• _Your instructions_: Scan the listing for "此為測試品" and copy out each line that has it.

↓↓↓

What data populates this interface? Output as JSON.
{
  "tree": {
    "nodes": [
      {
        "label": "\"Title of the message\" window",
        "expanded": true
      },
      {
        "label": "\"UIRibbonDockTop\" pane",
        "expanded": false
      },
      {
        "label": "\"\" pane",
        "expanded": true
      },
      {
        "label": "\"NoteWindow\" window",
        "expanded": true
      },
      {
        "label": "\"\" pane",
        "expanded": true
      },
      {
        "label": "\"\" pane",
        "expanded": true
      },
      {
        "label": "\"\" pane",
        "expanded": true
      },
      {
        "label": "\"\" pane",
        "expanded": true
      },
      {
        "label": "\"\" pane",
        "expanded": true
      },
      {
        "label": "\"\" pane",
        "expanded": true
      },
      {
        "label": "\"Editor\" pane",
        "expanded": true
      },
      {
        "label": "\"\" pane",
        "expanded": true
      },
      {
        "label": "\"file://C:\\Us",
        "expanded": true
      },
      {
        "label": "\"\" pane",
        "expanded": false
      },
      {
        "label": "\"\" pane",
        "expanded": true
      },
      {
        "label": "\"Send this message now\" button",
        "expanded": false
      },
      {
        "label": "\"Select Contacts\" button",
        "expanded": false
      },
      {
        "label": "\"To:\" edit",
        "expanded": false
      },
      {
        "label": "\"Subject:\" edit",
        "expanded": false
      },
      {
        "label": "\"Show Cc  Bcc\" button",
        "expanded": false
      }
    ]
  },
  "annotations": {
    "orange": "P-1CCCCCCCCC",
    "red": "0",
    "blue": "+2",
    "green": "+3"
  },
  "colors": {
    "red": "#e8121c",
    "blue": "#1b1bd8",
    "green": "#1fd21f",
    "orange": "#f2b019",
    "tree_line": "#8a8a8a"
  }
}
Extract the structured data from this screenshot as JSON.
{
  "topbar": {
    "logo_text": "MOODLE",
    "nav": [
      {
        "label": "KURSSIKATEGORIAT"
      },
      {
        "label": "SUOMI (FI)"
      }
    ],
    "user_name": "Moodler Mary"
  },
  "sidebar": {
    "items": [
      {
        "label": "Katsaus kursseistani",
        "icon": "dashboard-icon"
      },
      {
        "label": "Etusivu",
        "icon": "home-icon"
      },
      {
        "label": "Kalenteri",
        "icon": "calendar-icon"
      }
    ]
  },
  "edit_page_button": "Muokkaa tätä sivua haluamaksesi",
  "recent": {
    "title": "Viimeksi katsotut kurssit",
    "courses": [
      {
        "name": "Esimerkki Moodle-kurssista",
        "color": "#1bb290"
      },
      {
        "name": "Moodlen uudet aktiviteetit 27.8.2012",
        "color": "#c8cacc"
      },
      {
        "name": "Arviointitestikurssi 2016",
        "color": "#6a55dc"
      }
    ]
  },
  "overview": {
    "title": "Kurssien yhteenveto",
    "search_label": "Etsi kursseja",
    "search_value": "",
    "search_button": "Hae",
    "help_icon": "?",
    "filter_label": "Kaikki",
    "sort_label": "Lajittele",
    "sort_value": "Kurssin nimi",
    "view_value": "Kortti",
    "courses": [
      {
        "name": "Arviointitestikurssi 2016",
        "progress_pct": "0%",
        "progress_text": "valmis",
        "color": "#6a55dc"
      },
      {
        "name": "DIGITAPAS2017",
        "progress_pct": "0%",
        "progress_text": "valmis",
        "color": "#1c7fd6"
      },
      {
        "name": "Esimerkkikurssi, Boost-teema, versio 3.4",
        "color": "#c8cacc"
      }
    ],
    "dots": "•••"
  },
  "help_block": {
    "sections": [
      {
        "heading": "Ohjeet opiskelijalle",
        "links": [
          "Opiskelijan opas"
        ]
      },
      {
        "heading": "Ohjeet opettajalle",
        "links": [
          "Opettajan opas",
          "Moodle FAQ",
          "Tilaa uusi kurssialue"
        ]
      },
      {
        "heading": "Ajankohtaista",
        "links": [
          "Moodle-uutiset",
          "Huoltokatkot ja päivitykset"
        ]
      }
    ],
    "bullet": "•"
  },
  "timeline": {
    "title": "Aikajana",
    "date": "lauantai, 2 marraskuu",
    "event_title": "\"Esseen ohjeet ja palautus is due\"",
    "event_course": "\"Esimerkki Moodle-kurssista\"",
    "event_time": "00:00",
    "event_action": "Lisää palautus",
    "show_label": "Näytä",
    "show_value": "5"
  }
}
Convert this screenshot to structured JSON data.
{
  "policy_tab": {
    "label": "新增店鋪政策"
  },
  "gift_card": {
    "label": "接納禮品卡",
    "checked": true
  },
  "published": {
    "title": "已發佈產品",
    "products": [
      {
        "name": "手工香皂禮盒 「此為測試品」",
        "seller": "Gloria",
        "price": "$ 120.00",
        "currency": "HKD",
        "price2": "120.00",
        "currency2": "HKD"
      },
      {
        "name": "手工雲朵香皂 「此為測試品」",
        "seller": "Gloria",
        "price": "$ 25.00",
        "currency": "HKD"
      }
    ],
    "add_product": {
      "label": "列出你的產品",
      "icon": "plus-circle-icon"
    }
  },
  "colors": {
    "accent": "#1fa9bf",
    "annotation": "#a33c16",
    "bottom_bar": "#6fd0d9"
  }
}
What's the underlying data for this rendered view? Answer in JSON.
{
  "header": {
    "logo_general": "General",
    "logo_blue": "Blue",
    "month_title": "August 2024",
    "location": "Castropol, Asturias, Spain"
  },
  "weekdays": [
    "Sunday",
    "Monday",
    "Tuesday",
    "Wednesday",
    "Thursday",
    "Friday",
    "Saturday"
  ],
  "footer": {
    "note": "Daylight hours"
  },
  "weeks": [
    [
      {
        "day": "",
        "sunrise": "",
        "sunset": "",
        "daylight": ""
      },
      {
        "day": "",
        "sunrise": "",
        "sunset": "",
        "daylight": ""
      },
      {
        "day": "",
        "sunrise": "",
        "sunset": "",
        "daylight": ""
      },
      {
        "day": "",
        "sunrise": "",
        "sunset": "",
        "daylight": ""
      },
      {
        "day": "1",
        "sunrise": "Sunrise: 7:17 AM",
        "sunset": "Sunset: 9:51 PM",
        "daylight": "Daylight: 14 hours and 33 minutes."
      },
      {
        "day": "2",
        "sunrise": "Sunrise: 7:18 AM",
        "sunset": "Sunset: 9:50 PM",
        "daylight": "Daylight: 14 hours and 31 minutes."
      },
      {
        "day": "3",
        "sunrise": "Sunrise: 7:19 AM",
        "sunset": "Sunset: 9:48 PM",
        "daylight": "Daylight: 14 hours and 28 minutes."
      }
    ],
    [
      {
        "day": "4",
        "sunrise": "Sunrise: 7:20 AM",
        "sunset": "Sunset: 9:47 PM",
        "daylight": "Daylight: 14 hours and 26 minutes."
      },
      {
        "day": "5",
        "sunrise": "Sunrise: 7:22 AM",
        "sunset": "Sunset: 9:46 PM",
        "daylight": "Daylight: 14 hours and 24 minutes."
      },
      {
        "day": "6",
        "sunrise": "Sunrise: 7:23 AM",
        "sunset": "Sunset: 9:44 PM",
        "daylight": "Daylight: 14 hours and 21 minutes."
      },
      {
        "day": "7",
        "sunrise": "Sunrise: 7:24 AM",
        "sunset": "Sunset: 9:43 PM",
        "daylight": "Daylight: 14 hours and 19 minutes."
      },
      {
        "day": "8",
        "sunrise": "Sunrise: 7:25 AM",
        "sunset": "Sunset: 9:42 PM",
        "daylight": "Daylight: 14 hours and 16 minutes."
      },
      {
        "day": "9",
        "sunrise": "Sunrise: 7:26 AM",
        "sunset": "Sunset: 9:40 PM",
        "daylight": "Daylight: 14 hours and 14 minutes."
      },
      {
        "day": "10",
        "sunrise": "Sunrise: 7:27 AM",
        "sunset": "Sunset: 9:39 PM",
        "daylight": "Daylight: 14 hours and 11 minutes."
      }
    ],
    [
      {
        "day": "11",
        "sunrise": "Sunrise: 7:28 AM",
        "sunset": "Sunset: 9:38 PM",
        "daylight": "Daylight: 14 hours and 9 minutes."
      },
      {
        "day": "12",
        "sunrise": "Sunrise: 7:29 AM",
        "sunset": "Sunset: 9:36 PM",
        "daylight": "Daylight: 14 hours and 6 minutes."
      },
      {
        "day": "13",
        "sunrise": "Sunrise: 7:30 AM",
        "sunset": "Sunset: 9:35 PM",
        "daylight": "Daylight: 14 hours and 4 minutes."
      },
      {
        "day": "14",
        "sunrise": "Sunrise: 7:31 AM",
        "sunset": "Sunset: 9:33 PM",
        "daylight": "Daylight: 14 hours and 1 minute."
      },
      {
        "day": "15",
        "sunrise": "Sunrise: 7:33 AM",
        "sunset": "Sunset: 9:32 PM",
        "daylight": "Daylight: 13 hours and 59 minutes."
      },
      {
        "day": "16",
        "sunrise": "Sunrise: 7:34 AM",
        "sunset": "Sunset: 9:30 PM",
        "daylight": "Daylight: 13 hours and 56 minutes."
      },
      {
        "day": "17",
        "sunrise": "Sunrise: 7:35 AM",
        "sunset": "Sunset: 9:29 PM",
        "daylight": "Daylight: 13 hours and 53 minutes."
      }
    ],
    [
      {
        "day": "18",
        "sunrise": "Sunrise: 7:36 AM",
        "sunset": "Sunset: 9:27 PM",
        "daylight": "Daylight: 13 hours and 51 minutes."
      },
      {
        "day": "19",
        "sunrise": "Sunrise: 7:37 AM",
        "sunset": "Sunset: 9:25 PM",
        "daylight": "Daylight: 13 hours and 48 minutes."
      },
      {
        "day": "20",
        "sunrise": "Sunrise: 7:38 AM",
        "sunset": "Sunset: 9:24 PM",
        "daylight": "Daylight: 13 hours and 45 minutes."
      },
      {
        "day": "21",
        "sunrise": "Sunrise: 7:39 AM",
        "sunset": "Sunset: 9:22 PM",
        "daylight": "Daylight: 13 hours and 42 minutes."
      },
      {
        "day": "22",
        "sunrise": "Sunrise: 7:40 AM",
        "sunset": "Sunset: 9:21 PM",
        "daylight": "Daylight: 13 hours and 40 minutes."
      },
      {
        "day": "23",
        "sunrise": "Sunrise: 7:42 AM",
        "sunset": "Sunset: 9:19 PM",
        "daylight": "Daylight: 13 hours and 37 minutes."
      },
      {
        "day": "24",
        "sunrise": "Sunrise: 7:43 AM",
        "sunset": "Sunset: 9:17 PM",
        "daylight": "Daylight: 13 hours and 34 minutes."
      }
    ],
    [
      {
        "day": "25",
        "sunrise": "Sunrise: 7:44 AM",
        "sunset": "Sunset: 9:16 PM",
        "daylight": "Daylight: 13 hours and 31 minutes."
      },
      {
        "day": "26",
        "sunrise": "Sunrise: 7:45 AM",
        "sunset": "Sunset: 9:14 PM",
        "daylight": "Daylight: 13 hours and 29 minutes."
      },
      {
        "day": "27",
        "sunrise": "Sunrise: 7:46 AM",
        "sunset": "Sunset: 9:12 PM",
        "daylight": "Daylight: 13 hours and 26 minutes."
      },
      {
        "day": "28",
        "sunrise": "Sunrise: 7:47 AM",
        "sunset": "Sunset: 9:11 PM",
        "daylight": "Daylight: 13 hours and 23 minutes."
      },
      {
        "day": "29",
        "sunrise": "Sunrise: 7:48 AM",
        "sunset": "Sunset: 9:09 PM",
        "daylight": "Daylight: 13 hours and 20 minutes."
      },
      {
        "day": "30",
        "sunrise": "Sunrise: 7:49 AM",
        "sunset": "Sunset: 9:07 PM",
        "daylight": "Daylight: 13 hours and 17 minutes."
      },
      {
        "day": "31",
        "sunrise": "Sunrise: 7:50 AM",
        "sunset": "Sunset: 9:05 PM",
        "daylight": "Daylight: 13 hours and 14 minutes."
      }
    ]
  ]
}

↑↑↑

• _Exercise result_:
        "name": "手工香皂禮盒 「此為測試品」",
        "name": "手工雲朵香皂 「此為測試品」",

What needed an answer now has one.